## Your instructions
Search the entries below for the string "icon" and copy the lines that hold it.

Interface dataset entries:
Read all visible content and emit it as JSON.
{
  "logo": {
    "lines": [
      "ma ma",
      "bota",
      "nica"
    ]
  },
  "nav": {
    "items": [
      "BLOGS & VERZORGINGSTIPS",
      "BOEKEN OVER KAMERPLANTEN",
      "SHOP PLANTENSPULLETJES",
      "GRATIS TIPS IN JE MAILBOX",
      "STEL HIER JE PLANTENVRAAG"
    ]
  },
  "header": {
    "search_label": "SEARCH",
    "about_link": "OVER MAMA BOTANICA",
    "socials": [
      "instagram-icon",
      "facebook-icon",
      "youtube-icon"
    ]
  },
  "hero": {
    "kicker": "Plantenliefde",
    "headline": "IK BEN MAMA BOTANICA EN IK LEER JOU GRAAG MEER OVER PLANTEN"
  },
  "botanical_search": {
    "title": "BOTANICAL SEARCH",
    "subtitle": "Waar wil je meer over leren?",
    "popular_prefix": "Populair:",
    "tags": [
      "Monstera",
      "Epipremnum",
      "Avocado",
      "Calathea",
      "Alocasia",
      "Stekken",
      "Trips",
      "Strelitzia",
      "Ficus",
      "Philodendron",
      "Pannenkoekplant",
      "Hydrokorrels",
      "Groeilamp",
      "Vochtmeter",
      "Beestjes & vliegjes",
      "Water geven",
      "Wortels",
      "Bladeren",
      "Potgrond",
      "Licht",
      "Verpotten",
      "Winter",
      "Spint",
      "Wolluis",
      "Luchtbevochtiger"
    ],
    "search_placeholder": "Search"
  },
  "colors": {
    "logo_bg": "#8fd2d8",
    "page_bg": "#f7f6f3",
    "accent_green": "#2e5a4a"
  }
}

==

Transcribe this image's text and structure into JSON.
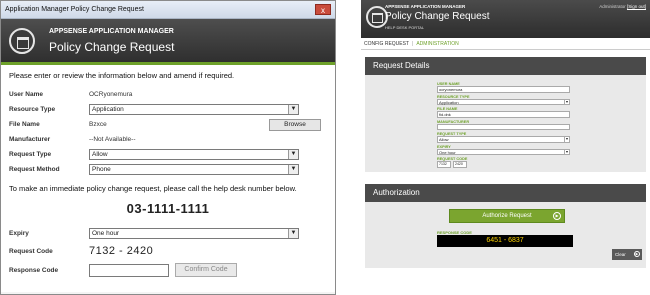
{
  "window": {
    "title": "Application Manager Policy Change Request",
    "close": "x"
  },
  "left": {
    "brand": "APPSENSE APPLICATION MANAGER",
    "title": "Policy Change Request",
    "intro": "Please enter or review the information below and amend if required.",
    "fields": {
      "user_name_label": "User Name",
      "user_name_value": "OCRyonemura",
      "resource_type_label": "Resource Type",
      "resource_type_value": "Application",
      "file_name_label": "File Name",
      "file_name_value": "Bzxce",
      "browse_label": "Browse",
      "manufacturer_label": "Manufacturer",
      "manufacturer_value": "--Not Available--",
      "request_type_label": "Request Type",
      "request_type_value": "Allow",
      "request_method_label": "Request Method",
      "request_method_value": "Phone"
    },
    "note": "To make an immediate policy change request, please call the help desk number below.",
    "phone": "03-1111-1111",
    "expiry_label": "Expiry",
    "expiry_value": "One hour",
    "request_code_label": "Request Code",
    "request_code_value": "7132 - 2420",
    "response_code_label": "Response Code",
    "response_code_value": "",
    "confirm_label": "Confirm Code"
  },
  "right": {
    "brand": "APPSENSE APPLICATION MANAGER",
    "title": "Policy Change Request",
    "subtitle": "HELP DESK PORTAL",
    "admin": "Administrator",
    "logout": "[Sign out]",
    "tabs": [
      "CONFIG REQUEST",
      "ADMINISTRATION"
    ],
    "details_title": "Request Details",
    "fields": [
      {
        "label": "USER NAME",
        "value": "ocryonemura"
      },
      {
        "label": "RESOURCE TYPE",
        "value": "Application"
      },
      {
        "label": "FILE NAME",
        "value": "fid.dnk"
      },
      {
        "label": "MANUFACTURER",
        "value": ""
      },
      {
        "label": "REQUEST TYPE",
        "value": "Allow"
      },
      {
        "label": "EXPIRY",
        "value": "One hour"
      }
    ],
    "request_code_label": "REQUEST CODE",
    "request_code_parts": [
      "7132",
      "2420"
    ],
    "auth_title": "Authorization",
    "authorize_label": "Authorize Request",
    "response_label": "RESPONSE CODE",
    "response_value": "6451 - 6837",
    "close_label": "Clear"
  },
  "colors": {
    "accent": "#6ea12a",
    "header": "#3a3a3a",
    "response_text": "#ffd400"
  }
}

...

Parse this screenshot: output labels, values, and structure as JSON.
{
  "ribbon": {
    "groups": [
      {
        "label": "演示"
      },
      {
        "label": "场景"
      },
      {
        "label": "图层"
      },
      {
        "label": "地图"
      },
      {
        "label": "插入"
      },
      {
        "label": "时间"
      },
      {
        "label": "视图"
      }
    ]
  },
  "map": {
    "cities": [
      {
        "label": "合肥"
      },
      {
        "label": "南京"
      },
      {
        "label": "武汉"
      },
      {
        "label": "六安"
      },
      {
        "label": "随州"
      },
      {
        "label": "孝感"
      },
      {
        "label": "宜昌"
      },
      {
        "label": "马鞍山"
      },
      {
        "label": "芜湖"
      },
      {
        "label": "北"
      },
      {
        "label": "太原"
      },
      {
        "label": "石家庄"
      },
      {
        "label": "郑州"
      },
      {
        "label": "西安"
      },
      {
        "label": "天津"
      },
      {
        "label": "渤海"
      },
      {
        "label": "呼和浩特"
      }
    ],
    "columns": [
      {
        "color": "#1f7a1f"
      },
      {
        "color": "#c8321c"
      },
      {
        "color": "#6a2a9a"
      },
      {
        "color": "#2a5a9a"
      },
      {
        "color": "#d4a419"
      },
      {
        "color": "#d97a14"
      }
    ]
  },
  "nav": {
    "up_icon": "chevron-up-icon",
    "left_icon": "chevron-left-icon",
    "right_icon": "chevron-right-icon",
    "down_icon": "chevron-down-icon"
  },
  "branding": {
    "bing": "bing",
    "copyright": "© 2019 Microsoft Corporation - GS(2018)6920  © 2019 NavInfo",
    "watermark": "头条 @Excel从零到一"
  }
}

## Result for this exercise
      "instagram-icon",
      "facebook-icon",
      "youtube-icon"
    "up_icon": "chevron-up-icon",
    "left_icon": "chevron-left-icon",
    "right_icon": "chevron-right-icon",
    "down_icon": "chevron-down-icon"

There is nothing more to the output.